* **What you will do**: The expected answer comprises all lines from the entries that contain the string "prodotto".

--- Given records Enclosed Below ---

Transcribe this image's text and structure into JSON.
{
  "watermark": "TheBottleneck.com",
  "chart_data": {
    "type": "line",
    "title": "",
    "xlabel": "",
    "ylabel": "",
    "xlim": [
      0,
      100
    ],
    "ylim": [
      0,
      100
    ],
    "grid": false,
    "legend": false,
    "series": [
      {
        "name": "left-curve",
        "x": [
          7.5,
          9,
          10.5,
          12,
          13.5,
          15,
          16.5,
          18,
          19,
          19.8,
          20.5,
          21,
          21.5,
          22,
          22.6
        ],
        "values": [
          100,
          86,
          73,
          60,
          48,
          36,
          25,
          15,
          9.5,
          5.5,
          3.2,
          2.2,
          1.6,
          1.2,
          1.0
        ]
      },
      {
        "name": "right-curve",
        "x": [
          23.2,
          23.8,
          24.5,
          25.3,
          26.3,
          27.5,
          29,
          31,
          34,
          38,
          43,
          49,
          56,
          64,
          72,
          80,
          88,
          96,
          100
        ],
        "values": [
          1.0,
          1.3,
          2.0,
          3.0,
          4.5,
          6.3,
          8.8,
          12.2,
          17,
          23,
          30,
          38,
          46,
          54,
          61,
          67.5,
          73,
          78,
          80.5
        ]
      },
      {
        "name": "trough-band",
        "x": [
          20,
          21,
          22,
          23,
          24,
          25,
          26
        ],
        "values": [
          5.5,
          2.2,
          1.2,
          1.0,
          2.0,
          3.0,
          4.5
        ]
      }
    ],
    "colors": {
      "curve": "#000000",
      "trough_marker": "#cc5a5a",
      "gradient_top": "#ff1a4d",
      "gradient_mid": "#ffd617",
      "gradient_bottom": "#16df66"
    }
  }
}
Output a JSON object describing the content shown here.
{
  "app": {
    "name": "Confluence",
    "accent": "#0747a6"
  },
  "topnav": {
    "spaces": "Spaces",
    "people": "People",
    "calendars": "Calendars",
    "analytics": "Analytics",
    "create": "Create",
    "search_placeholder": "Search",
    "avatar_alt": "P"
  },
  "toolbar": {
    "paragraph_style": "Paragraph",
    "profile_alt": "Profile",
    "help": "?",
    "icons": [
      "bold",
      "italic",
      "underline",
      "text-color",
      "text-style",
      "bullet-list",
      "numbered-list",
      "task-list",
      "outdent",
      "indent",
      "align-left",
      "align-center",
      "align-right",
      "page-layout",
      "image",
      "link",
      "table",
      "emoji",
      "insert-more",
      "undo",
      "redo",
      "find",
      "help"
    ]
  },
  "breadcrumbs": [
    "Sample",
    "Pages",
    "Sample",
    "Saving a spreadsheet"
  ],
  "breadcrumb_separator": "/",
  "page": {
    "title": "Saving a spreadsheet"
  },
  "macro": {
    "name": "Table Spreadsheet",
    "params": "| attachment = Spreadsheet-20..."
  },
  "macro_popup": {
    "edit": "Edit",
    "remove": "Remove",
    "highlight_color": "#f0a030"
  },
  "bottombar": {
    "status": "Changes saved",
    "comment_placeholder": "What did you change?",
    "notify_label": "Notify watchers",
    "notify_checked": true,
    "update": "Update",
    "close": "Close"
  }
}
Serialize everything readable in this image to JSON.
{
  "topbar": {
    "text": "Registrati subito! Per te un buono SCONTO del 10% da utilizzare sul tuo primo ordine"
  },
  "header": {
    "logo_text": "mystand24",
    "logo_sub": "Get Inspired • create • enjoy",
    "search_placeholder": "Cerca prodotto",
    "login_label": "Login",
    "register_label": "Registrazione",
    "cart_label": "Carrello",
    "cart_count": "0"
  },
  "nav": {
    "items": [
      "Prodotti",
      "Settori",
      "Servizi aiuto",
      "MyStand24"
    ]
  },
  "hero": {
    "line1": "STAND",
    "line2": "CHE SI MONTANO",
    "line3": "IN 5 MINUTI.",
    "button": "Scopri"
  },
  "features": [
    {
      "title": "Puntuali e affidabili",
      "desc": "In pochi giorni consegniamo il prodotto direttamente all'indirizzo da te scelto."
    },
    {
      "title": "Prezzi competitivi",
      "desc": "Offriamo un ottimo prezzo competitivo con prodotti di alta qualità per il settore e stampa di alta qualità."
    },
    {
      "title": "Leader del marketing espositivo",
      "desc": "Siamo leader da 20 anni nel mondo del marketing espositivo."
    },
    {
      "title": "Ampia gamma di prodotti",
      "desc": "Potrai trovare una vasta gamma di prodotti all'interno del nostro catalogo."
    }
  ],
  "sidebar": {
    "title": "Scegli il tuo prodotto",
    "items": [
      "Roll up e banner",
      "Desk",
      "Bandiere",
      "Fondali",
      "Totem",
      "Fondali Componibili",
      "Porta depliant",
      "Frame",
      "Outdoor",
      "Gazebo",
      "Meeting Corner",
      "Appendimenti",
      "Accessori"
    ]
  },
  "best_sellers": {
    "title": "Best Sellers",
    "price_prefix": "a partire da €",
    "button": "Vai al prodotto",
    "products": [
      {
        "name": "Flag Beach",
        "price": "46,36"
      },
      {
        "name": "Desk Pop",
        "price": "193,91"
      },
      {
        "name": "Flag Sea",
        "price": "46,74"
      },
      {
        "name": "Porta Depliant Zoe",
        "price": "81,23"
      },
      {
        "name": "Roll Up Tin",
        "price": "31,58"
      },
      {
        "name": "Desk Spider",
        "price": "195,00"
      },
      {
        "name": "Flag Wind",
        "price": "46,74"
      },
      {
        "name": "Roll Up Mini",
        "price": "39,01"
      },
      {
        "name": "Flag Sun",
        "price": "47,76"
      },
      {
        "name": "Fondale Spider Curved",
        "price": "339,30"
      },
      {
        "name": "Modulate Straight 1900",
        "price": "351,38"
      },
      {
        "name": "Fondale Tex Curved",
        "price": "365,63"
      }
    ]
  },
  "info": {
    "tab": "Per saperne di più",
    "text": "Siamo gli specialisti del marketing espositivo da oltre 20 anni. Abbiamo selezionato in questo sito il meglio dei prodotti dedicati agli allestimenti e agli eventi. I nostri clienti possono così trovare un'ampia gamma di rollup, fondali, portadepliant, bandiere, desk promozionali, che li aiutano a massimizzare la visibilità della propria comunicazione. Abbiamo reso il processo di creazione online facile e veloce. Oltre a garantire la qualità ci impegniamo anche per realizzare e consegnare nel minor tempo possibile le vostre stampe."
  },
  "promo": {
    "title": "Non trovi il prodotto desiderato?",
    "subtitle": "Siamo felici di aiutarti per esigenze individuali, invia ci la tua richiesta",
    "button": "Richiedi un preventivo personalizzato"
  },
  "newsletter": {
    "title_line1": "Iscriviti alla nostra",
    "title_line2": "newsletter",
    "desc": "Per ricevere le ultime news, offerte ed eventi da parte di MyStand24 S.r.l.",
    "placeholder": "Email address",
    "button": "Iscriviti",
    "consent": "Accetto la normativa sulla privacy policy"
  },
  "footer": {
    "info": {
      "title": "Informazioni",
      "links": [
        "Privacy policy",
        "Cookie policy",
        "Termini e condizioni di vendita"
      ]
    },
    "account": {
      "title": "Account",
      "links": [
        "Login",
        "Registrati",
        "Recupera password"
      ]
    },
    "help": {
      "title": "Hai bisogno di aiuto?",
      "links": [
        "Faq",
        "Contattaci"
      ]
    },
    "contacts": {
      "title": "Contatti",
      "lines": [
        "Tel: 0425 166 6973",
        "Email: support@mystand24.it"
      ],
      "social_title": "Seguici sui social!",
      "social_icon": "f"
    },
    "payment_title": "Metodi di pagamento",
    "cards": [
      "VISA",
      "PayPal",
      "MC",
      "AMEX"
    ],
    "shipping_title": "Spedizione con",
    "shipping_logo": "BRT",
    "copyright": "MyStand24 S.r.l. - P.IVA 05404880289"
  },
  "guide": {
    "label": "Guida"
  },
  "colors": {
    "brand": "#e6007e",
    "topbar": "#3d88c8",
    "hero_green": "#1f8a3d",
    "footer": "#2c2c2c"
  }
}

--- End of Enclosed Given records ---

* **Completed task**:
    "search_placeholder": "Cerca prodotto",
      "desc": "In pochi giorni consegniamo il prodotto direttamente all'indirizzo da te scelto."
    "title": "Scegli il tuo prodotto",
    "button": "Vai al prodotto",
    "title": "Non trovi il prodotto desiderato?",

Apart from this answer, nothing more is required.